He excelled as a novelist and sought to introduce children to India and the world. Among his best works was 101 Kathakal (101 stories), a large collection including legends, history, myths and puranas. Ravi also took a deep interest in Buddhism and its sachithra buddha kathakal (Illustrated Buddhist Stories) is another nice piece of work.
Ravi’s contributions as a translator, however, are what set him apart from many big names in Malayalam literature. Among his best-known translations is Sreebuddhan, Asiayute velichamthe Malayalam version of Edwin Arnold’s 1879 classic The light of Asiawhich describes the life of the Buddha in the form of a narrative poem.
The cultures and languages of Kerala and Tamil Nadu will forever be intertwined and many Malayalis have a very good understanding of conversational and informal Tamil, but the rich literature of the language is still above the comprehension of an average Malayali . Most people rely on English translations. Ravi took it upon himself to translate Thanjavur ballads into Malayalam. He loved music and wrote books about Pongal songs. He has also translated a collection of Tamil folk tales into Malayalam, with many stories in the collection highlighting the causes of marginalized members of society.
Ravi’s wide range of translations included Telugu folk tales and Tirupathi Balaji stories. Passionate about Gandhi, he translated the Mahatma’s last sermons as well as extracts from his diary. It is clear from his rich bibliography that Ravi was keen to use his writing and language skills to bring people together.
It is regrettable, however, that independent India’s children’s writers rarely got the respect and attention they deserved (with a few notable exceptions). In fairness, Kerala has been kinder to writers of this genre than most Indian states. In 1981, the Kerala State Institute of Children’s Literature was established by the authorities and falls under the state Ministry of Culture. Ravi’s work was recognized by the institute and he promoted his works at the prestigious Thiruvananthapuram book fair. In 2018, the institute awarded him an award for his outstanding contribution to children’s literature. Unfortunately, his fame was mostly limited to Kerala, with little or no information about him in the public domain. His Ariyunda received the National NCERT Award for Children’s Literature in 1989.
Ravi died in 2018 at the age of 75. The best way to honor his legacy is to popularize his work with a new generation of Malayali children who live far from Kerala and have little more than a family connection to the state. Ariyunda, Onapanthu and Killipatukal also deserve translations into English and other languages so that they do not remain confined to Kerala. There is a growing trend among Malayalis abroad to teach their children the folklore of the state. Ravi’s writings would also find takers if they were adapted into animated films. Our joint endeavor should be to ensure that the folk tales of Kerala and other parts of South India find their way to the remotest corners of the world, just as the most remote foreign fairy tales do. famous have made their way to India.
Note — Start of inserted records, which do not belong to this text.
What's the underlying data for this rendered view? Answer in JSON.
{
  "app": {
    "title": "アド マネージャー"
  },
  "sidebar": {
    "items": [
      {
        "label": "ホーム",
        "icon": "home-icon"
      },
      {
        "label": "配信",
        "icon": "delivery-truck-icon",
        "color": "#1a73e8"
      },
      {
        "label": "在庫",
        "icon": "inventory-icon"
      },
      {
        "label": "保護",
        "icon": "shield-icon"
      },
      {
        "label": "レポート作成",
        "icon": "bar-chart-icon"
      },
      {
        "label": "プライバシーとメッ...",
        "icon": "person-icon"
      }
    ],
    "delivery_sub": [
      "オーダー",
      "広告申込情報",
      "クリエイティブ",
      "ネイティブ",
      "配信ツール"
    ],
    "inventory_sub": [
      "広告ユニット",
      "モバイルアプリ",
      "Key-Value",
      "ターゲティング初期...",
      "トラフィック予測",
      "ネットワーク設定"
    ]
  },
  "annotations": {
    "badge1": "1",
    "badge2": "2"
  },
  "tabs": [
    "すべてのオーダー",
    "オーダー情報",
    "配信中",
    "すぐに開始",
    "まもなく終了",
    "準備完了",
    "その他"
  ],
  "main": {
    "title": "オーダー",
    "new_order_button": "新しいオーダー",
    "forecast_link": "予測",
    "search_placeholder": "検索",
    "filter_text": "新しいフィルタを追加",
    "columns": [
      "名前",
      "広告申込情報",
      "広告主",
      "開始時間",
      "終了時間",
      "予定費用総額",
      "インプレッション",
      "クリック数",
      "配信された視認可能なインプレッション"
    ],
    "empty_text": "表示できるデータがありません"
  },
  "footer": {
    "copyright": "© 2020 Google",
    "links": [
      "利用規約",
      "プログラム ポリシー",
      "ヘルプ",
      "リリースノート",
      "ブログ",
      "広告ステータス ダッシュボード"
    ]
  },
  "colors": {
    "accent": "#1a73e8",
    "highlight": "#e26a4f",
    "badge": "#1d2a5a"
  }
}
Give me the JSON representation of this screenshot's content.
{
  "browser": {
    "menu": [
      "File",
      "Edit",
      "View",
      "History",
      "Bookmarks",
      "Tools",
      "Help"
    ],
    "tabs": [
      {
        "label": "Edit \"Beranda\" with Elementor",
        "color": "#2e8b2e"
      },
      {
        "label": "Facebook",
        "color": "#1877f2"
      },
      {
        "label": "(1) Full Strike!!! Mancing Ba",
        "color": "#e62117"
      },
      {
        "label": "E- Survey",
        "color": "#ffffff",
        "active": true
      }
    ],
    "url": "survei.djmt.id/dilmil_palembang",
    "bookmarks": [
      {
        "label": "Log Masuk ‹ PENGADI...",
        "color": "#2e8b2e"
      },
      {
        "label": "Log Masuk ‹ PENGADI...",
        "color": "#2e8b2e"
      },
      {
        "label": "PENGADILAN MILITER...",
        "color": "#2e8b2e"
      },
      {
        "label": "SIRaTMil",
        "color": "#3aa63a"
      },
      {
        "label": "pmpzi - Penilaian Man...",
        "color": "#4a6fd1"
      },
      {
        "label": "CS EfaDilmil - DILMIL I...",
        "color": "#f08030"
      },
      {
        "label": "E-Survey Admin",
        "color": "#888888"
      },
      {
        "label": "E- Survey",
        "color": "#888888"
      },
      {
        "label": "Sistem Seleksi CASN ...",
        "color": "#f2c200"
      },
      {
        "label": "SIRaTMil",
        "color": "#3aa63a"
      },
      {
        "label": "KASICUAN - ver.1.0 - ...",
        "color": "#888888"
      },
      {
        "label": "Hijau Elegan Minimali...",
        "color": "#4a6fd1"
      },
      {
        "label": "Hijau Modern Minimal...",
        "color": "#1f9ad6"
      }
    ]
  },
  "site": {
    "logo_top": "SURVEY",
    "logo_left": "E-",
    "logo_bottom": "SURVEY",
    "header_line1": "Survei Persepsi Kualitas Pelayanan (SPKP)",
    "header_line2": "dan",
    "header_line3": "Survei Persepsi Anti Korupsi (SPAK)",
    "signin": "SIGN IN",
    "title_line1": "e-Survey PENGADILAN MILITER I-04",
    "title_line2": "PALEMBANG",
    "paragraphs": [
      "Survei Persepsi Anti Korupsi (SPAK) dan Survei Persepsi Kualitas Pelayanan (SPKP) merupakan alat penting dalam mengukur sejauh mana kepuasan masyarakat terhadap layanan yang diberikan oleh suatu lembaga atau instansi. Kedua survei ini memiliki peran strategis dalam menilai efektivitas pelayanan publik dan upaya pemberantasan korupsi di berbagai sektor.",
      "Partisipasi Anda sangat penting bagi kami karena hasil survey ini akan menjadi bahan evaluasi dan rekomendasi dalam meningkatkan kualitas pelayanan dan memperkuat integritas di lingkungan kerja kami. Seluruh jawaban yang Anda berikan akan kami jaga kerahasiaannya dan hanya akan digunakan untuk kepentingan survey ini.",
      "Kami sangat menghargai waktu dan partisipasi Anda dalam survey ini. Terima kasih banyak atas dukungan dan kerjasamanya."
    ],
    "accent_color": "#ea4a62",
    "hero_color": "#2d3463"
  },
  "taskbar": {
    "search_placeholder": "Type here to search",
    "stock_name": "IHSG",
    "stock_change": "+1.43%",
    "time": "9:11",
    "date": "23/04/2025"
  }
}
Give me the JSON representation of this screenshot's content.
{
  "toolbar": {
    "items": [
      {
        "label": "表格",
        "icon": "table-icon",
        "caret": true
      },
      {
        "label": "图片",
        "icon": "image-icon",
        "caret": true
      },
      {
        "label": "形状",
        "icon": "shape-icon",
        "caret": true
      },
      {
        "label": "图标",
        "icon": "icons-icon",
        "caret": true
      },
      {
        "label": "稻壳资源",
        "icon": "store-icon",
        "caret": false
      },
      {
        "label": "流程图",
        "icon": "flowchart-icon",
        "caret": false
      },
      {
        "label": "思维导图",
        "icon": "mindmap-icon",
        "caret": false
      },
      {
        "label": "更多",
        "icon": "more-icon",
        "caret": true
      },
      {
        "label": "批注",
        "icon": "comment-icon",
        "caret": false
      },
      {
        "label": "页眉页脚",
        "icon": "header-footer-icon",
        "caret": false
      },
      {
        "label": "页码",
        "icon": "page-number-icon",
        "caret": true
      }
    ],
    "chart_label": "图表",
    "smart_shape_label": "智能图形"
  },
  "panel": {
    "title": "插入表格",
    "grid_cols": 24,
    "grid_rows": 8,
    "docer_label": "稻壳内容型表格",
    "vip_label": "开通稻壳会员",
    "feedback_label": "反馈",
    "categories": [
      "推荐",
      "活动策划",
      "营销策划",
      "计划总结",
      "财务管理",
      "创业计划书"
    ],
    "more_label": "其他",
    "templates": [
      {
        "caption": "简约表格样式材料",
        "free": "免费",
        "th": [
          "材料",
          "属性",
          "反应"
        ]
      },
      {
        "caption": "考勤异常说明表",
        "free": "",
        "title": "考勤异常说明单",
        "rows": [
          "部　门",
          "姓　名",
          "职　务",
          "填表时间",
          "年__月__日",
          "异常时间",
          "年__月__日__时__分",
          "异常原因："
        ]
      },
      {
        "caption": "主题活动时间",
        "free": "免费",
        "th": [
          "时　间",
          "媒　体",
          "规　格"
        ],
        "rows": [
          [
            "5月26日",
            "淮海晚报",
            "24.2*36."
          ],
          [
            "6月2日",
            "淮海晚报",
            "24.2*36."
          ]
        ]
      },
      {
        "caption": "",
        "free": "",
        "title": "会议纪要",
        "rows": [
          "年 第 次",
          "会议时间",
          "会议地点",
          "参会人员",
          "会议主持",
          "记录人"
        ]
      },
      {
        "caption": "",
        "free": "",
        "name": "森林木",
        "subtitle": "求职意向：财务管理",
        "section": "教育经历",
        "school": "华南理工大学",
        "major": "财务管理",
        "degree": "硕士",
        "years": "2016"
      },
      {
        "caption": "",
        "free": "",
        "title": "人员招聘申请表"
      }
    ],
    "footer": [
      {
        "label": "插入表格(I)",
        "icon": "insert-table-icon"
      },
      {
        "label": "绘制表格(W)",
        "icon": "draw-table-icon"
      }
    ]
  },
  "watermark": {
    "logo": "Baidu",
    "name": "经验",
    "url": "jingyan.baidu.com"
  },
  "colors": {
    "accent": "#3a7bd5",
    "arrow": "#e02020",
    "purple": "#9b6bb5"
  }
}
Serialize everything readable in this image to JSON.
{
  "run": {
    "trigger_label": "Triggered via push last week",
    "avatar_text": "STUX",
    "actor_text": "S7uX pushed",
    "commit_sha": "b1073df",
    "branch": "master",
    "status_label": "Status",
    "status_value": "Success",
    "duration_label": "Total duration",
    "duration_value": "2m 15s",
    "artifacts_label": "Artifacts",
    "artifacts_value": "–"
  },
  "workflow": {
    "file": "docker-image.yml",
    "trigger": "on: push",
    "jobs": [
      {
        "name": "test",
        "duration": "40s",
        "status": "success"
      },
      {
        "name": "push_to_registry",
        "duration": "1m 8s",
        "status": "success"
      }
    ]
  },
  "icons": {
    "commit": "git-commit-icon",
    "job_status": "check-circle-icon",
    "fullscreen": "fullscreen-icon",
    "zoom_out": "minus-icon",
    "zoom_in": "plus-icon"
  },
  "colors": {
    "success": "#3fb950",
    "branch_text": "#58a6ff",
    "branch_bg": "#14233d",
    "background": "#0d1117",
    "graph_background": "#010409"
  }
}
(Ajay Kamalakaran is a freelance writer and journalist, primarily based in Mumbai)